For Germany's radio public, Christmas merriness starts not with the Christmas markets or the first advent candle, but with the first airing of Wham's “Last Christmas.” The duo that includes the ever-flamboyant George Michael and his quiet counterpart, Andrew Ridgeley, released the song in the UK on December 15, 1984.
“The song has become a running gag,” said Peter Radszuhn, boss of the Berlin-Brandenburg broadcasting company Radio Eins, adding that the song remains the best-selling single never to reach number one on the charts.
A worldwide phenomenon, “Last Christmas” is especially popular in Germany.

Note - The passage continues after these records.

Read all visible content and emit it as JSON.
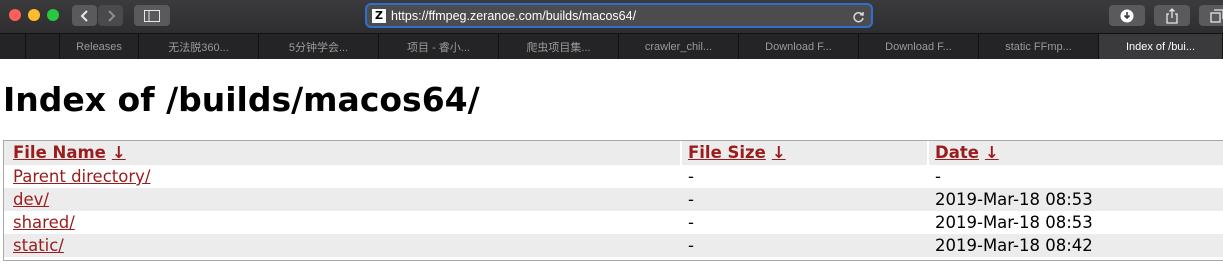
{
  "browser": {
    "url": "https://ffmpeg.zeranoe.com/builds/macos64/",
    "favicon_letter": "Z",
    "tabs": [
      "Releases",
      "无法脱360...",
      "5分钟学会...",
      "项目 - 睿小...",
      "爬虫项目集...",
      "crawler_chil...",
      "Download F...",
      "Download F...",
      "static FFmp...",
      "Index of /bui..."
    ],
    "active_tab_index": 9
  },
  "page": {
    "title": "Index of /builds/macos64/",
    "columns": {
      "name": "File Name",
      "size": "File Size",
      "date": "Date",
      "sort_arrow": "↓"
    },
    "rows": [
      {
        "name": "Parent directory/",
        "size": "-",
        "date": "-"
      },
      {
        "name": "dev/",
        "size": "-",
        "date": "2019-Mar-18 08:53"
      },
      {
        "name": "shared/",
        "size": "-",
        "date": "2019-Mar-18 08:53"
      },
      {
        "name": "static/",
        "size": "-",
        "date": "2019-Mar-18 08:42"
      }
    ]
  },
  "colors": {
    "link": "#9a1c1c",
    "toolbar": "#3b3b3d",
    "address_focus": "#2f6fd0"
  }
}
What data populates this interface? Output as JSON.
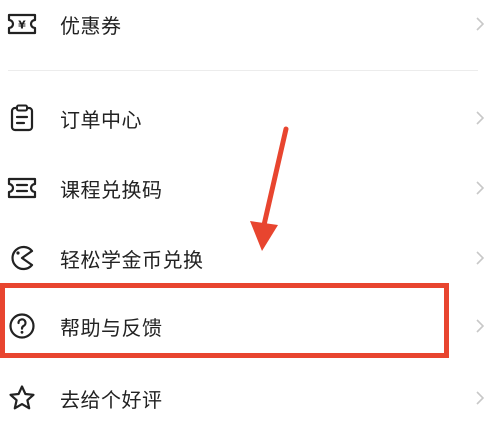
{
  "menu": {
    "coupon": {
      "label": "优惠券",
      "icon": "coupon-icon"
    },
    "orders": {
      "label": "订单中心",
      "icon": "clipboard-icon"
    },
    "redeem": {
      "label": "课程兑换码",
      "icon": "ticket-icon"
    },
    "gold": {
      "label": "轻松学金币兑换",
      "icon": "pacman-coin-icon"
    },
    "help": {
      "label": "帮助与反馈",
      "icon": "question-circle-icon"
    },
    "review": {
      "label": "去给个好评",
      "icon": "star-icon"
    }
  },
  "annotation": {
    "color": "#e8452f"
  }
}
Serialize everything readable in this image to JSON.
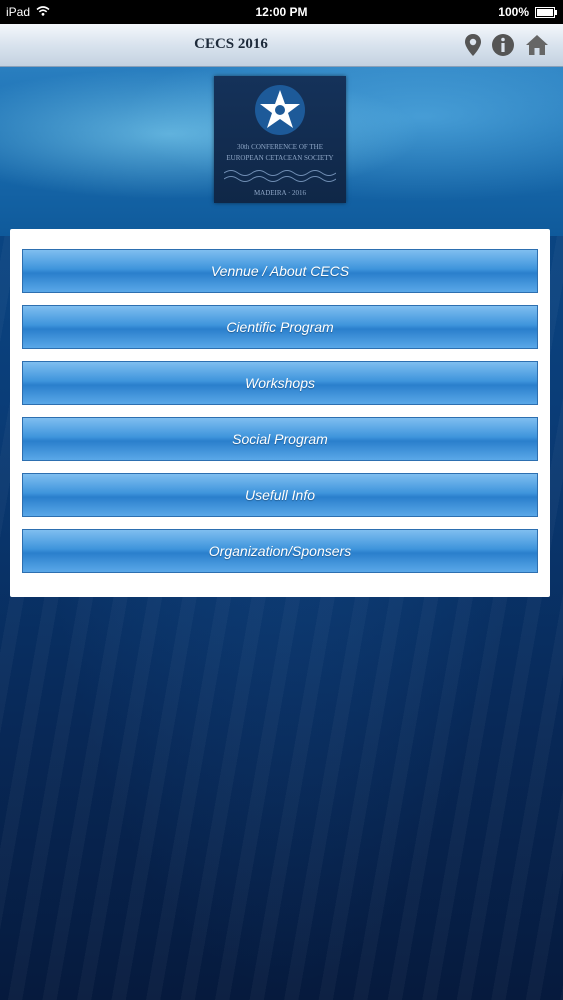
{
  "status_bar": {
    "device": "iPad",
    "time": "12:00 PM",
    "battery": "100%"
  },
  "header": {
    "title": "CECS 2016",
    "icons": [
      "location-pin-icon",
      "info-icon",
      "home-icon"
    ]
  },
  "logo": {
    "line1": "30th CONFERENCE OF THE",
    "line2": "EUROPEAN CETACEAN SOCIETY",
    "line3": "MADEIRA · 2016"
  },
  "menu": {
    "items": [
      "Vennue / About CECS",
      "Cientific Program",
      "Workshops",
      "Social Program",
      "Usefull Info",
      "Organization/Sponsers"
    ]
  },
  "colors": {
    "button_blue": "#3f95dc",
    "background_deep": "#061a3d",
    "panel": "#ffffff"
  }
}
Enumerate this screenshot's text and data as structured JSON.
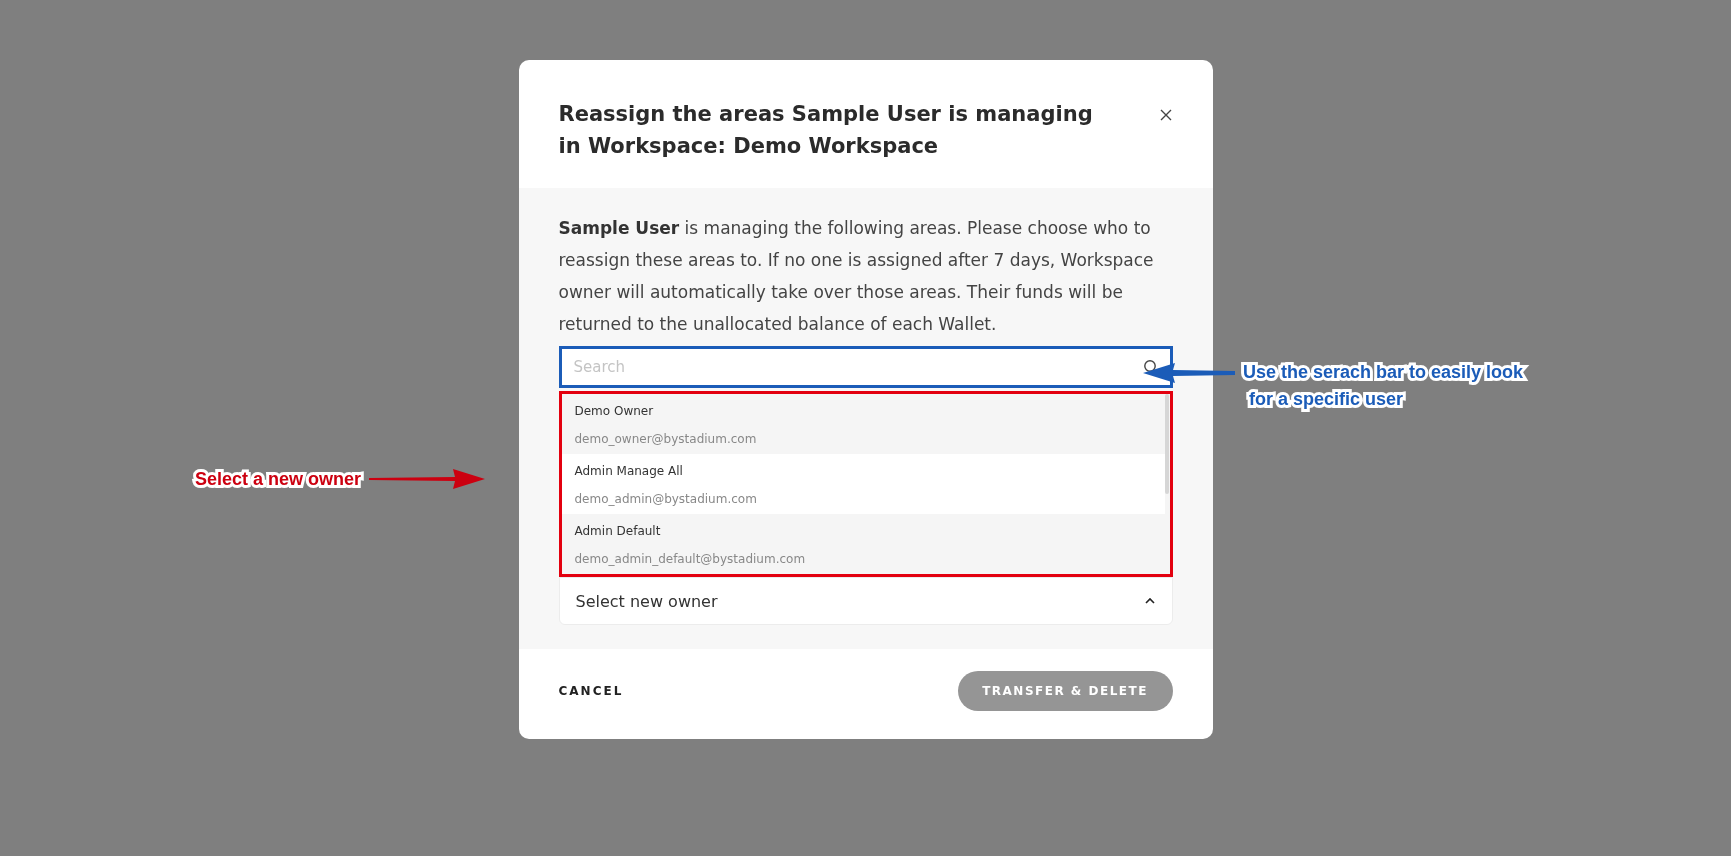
{
  "dialog": {
    "title": "Reassign the areas Sample User is managing in Workspace: Demo Workspace",
    "message": "**Sample User** is managing the following areas. Please choose who to reassign these areas to. If no one is assigned after 7 days, Workspace owner will automatically take over those areas. Their funds will be returned to the unallocated balance of each Wallet.",
    "search": {
      "placeholder": "Search"
    },
    "options": [
      {
        "name": "Demo Owner",
        "email": "demo_owner@bystadium.com"
      },
      {
        "name": "Admin Manage All",
        "email": "demo_admin@bystadium.com"
      },
      {
        "name": "Admin Default",
        "email": "demo_admin_default@bystadium.com"
      }
    ],
    "select": {
      "placeholder": "Select new owner",
      "expanded": true
    },
    "buttons": [
      {
        "label": "CANCEL",
        "kind": "text"
      },
      {
        "label": "TRANSFER & DELETE",
        "kind": "primary",
        "disabled": true
      }
    ]
  },
  "annotations": [
    {
      "lines": [
        "Select a new owner"
      ],
      "color": "#cc0010"
    },
    {
      "lines": [
        "Use the serach bar to easily look",
        "for a specific user"
      ],
      "color": "#1b5cb8"
    }
  ]
}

According to RTL presenter Mikael Hoffmann, requests for the song during the Christmas season are consistently high, while requests for more traditional Christmas anthems from Frank Sinatra and Bing Crosby are declining.

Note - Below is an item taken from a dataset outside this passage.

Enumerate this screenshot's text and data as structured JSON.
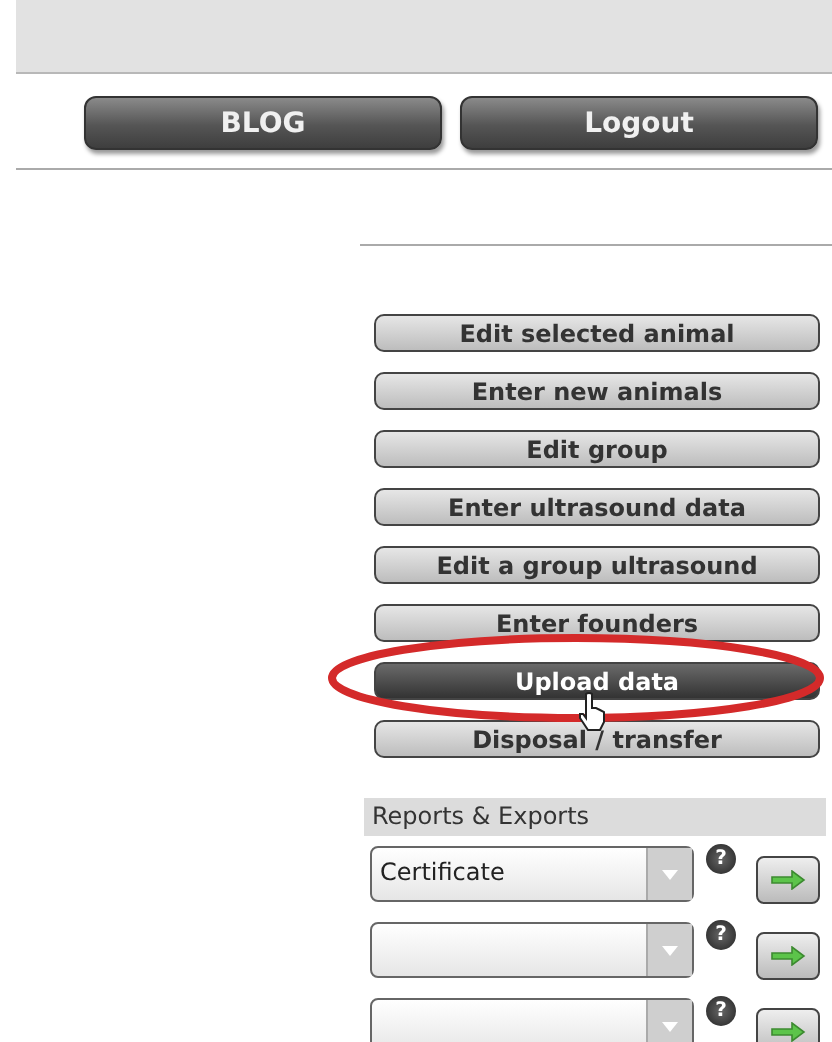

According to Radszuhn, the secret of the song's success lies in the universal appeal of its lyrics.
“It's not a traditional carol. It doesn't refer explicitly to baby Jesus or Santa Claus,” he said.
Instead, George Michael sings about an emotional attachment to the holiday-something in which every music listener can identify.
The success of “Last Christmas” has spawned an enormous number of covers. The internet site last-christmas.com has 387 to date, ranging from groups such as Coldplay to ‘N Sync.
Nevertheless, Radszhun said that he enjoys the song with a “plastic-like 80's feeling,” adding that it is “always with us.”